-- Work required --
Once the pictures are removed, return each record below exactly as written.

Stored records
-*-*-
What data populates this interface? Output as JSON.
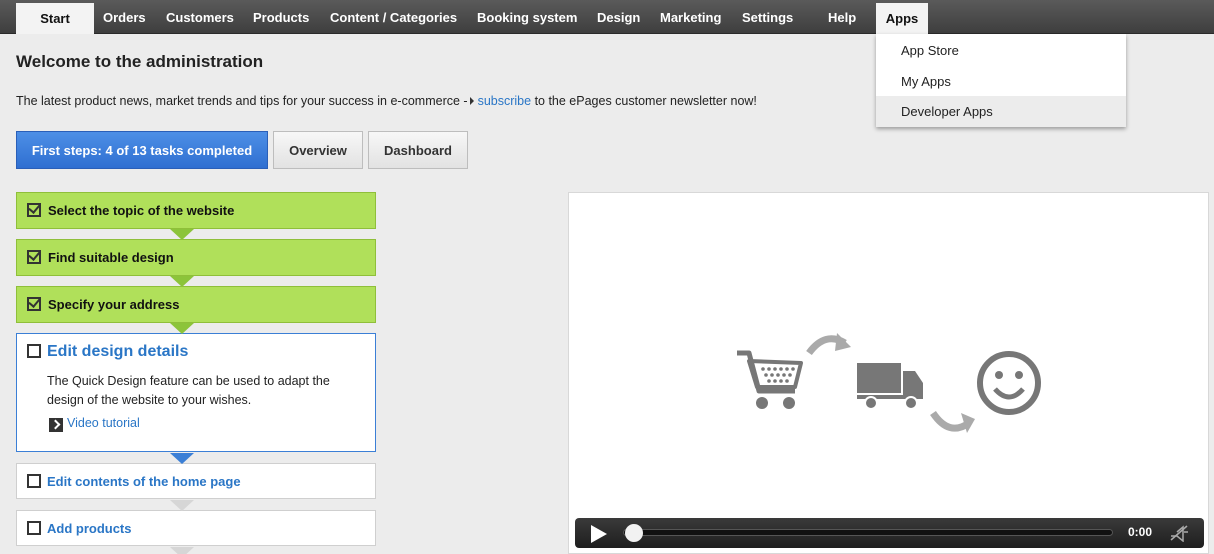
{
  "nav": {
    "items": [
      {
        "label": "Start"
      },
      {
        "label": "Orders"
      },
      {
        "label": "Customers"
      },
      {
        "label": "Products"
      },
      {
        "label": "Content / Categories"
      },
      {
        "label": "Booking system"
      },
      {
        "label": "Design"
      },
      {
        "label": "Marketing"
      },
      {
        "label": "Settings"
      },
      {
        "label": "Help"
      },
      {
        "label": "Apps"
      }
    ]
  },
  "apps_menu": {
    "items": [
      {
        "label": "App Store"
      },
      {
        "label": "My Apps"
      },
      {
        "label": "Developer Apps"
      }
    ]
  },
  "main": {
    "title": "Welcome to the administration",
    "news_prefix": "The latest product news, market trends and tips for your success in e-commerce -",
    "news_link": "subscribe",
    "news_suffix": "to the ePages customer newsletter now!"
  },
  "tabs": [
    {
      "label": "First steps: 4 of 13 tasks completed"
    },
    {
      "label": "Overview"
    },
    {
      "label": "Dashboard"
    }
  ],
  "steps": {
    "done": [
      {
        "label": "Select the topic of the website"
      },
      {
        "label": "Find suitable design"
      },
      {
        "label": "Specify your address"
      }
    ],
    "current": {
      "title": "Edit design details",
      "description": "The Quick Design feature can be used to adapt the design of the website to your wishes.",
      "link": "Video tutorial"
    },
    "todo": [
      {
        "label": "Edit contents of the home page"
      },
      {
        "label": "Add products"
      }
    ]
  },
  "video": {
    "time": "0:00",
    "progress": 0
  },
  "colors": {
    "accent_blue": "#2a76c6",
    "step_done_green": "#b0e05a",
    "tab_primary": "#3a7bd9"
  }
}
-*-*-
-- Answer box --
What data populates this interface? Output as JSON.
{
  "nav": {
    "items": [
      {
        "label": "Start"
      },
      {
        "label": "Orders"
      },
      {
        "label": "Customers"
      },
      {
        "label": "Products"
      },
      {
        "label": "Content / Categories"
      },
      {
        "label": "Booking system"
      },
      {
        "label": "Design"
      },
      {
        "label": "Marketing"
      },
      {
        "label": "Settings"
      },
      {
        "label": "Help"
      },
      {
        "label": "Apps"
      }
    ]
  },
  "apps_menu": {
    "items": [
      {
        "label": "App Store"
      },
      {
        "label": "My Apps"
      },
      {
        "label": "Developer Apps"
      }
    ]
  },
  "main": {
    "title": "Welcome to the administration",
    "news_prefix": "The latest product news, market trends and tips for your success in e-commerce -",
    "news_link": "subscribe",
    "news_suffix": "to the ePages customer newsletter now!"
  },
  "tabs": [
    {
      "label": "First steps: 4 of 13 tasks completed"
    },
    {
      "label": "Overview"
    },
    {
      "label": "Dashboard"
    }
  ],
  "steps": {
    "done": [
      {
        "label": "Select the topic of the website"
      },
      {
        "label": "Find suitable design"
      },
      {
        "label": "Specify your address"
      }
    ],
    "current": {
      "title": "Edit design details",
      "description": "The Quick Design feature can be used to adapt the design of the website to your wishes.",
      "link": "Video tutorial"
    },
    "todo": [
      {
        "label": "Edit contents of the home page"
      },
      {
        "label": "Add products"
      }
    ]
  },
  "video": {
    "time": "0:00",
    "progress": 0
  },
  "colors": {
    "accent_blue": "#2a76c6",
    "step_done_green": "#b0e05a",
    "tab_primary": "#3a7bd9"
  }
}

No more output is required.